Bushcraft Axe Header
Read our full article on learning to select your best Bushcraft Axe.
Bushcraft Saws
Read our full article on learning to select your best Bushcraft Saw.

2: Combustion

Fire is the single most important aspect of bushcrafting and long term thriving in the outdoors. It keeps us warm, purifies our water, cooks our food, and keeps away the boogeyman at night. The only reason that ‘combustion’ comes after a knife is because with a knife we can make a fire bow set or other friction fire method plus many more things. Starting a friction fire is tedious and error-prone so having a ready-made combustion method is essential. The most common combustion methods are: matches, lighter, fire steel, magnifying glass, and friction.

Bushcraft Making Fire
Read our full article on learning to selecting your fire making method.

 

3: Cover

When rain, snow, or just night falls you’ll need protection. This is a very common mistake made by novice woodsmen or outdoor adventurers. Modern materials like space blankets or emergency blankets fold down small and weigh almost nothing but generally are one time use. In the old days more durable materials were selected when heading into the wild. Waxed canvas tarps were the most common. Today we have ultra modern materials that offer the best of both worlds. Paired with a warm layer (wool blanket, sleeping bag) a tarp of any material is a highly effective kit for staying dry and warm.

Bushcraft Cover
Read our full article on learning to selecting your best type of cover.

 

4. Container

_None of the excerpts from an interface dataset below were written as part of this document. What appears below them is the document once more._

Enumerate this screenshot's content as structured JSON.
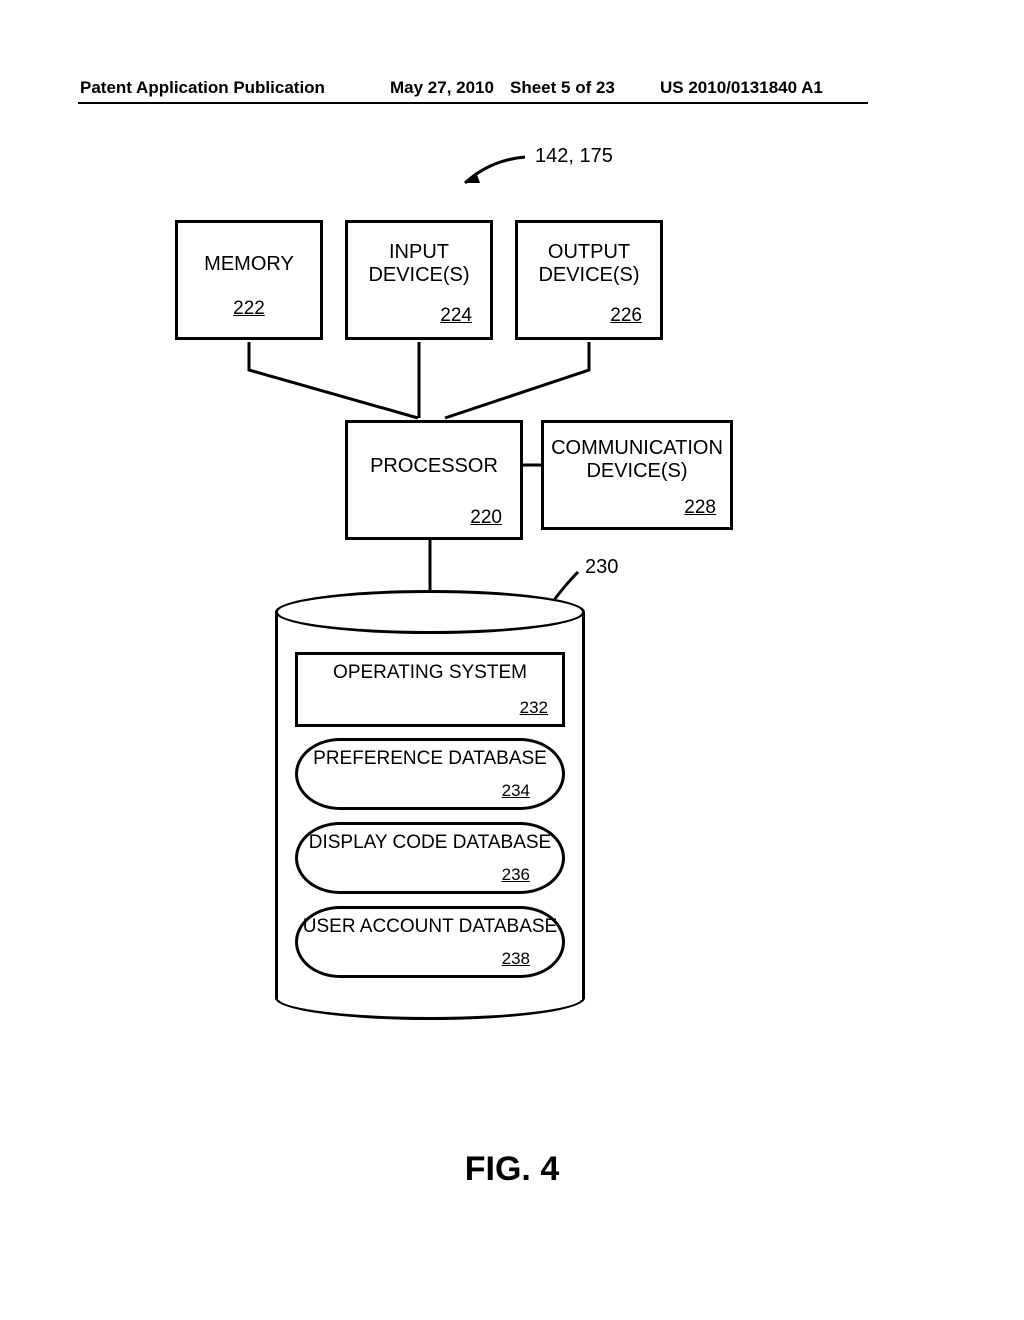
{
  "header": {
    "pub_label": "Patent Application Publication",
    "pub_date": "May 27, 2010",
    "sheet": "Sheet 5 of 23",
    "pub_num": "US 2010/0131840 A1"
  },
  "refs": {
    "top_ref": "142, 175",
    "storage_ref": "230"
  },
  "blocks": {
    "memory": {
      "label": "MEMORY",
      "num": "222"
    },
    "input": {
      "label": "INPUT DEVICE(S)",
      "num": "224"
    },
    "output": {
      "label": "OUTPUT DEVICE(S)",
      "num": "226"
    },
    "processor": {
      "label": "PROCESSOR",
      "num": "220"
    },
    "comm": {
      "label": "COMMUNICATION DEVICE(S)",
      "num": "228"
    }
  },
  "storage": {
    "os": {
      "label": "OPERATING SYSTEM",
      "num": "232"
    },
    "pref": {
      "label": "PREFERENCE DATABASE",
      "num": "234"
    },
    "disp": {
      "label": "DISPLAY CODE DATABASE",
      "num": "236"
    },
    "user": {
      "label": "USER ACCOUNT DATABASE",
      "num": "238"
    }
  },
  "figure": "FIG. 4"
}
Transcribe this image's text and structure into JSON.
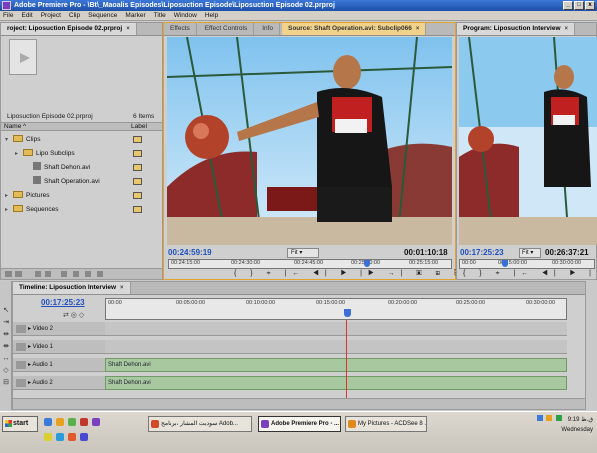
{
  "window": {
    "title": "Adobe Premiere Pro - \\Bt\\_Maoalis Episodes\\Liposuction Episode\\Liposuction Episode 02.prproj"
  },
  "menu": [
    "File",
    "Edit",
    "Project",
    "Clip",
    "Sequence",
    "Marker",
    "Title",
    "Window",
    "Help"
  ],
  "project": {
    "tab": "roject: Liposuction Episode 02.prproj",
    "file_name": "Liposuction Episode 02.prproj",
    "items_count": "6 Items",
    "col_name": "Name",
    "col_label": "Label",
    "tree": [
      {
        "label": "Clips",
        "type": "folder",
        "color": "#e8c86a",
        "indent": 0
      },
      {
        "label": "Lipo Subclips",
        "type": "folder",
        "color": "#e8c86a",
        "indent": 1
      },
      {
        "label": "Shaft Dehon.avi",
        "type": "media",
        "color": "#e8c86a",
        "indent": 2
      },
      {
        "label": "Shaft Operation.avi",
        "type": "media",
        "color": "#e8c86a",
        "indent": 2
      },
      {
        "label": "Pictures",
        "type": "folder",
        "color": "#e8c86a",
        "indent": 0
      },
      {
        "label": "Sequences",
        "type": "folder",
        "color": "#e8c86a",
        "indent": 0
      }
    ]
  },
  "source": {
    "tabs": [
      "Effects",
      "Effect Controls",
      "Info",
      "Source: Shaft Operation.avi: Subclip066"
    ],
    "timecode_in": "00:24:59:19",
    "fit": "Fit",
    "timecode_dur": "00:01:10:18",
    "ruler": [
      "00:24:15:00",
      "00:24:30:00",
      "00:24:45:00",
      "00:25:00:00",
      "00:25:15:00"
    ],
    "controls_row1": "{ } ⌖ |← ◀| ▶ |▶ →| ▣ ⊞ ⎘",
    "controls_row2": "{← →} {⇔} ▭▭▭ ⊞ ⊟ ⊡"
  },
  "program": {
    "tab": "Program: Liposuction Interview",
    "timecode": "00:17:25:23",
    "fit": "Fit",
    "timecode_dur": "00:26:37:21",
    "ruler": [
      "00:00",
      "00:15:00:00",
      "00:30:00:00"
    ]
  },
  "timeline": {
    "tab": "Timeline: Liposuction Interview",
    "timecode": "00:17:25:23",
    "ruler": [
      "00:00",
      "00:05:00:00",
      "00:10:00:00",
      "00:15:00:00",
      "00:20:00:00",
      "00:25:00:00",
      "00:30:00:00"
    ],
    "tracks": [
      {
        "name": "Video 2",
        "clip": ""
      },
      {
        "name": "Video 1",
        "clip": ""
      },
      {
        "name": "Audio 1",
        "clip": "Shaft Dehon.avi"
      },
      {
        "name": "Audio 2",
        "clip": "Shaft Dehon.avi"
      }
    ]
  },
  "taskbar": {
    "start": "start",
    "tasks": [
      {
        "label": "سوديت المشار ،برنامج Adob...",
        "color": "#d34a2a"
      },
      {
        "label": "Adobe Premiere Pro - ...",
        "color": "#7a3fbf"
      },
      {
        "label": "My Pictures - ACDSee 8 ...",
        "color": "#e08a1e"
      }
    ],
    "time": "9:19 ق.ظ",
    "day": "Wednesday"
  }
}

Specifically a water container, preferably stainless steel. A large canteen or 32-oz stainless steel water bottle will last you forever and serve many functions. Locating freshwater is usually not difficult but without a fire-proof container it is likely to do you little good. A stainless steel water bottle is easy to transport, easy to fill with water from a local stream and can be set on the edge of a fire to purify the water inside.

Bushcraft Containers
Read our full article on learning to selecting your best bushcraft containers.

 

5: Cordage

Bushcraft Cordage
Read our full article on learning to selecting your best bushcraft coordage.

The last of the 5 Cs is cordage, or rope. Generally all that is needed is small diameter cordage. A very popular cordage is paracord, sometimes called 550 paracord (it has a 550 pound tensile strength). While paracord has its place I find bankline to be more versatile. Paracord is made from 7 small nylon cords twisted together with a nylon sheath around the outside. It has a fair degree of stretch. It is also somewhat slick due to the nylon. When cut paracord begins to unravel and is usually burned with a lighter to melt the ends to prevent unraveling. Bankline is nylon based with a coating of “tar”. I put tar in quotes because while this is technically accurate there is no stickiness or tackiness to the line at all so it looks and feels just like black cordage. Bankline comes in various thicknesses that are measured by a numbering system. The higher the number the thicker the cordage. “#36” is the most commonly used in bushcraft. It has a tensile strength of 360 pounds but is about 1/3rd the diameter and weight of paracord. Bankline knots tend to grip better than paracord knots since it is less slippery.

 

Bonus C: Care

This is my addition to the 5 Cs and that is Care, primarily in the form of a first aid kit. This is especially important when you are starting out. You’ll be working with knives, axes, and saws to make all sorts of things. You’ll be traipsing through the wilderness which is full of things that want to stick, gouge, and scrap you. A little first aid kit is a must.

The Second Five Cs of Bushcraft
Ready for the next stage in your bushcraft journey? Read The Second 5 Cs of Bushcraft.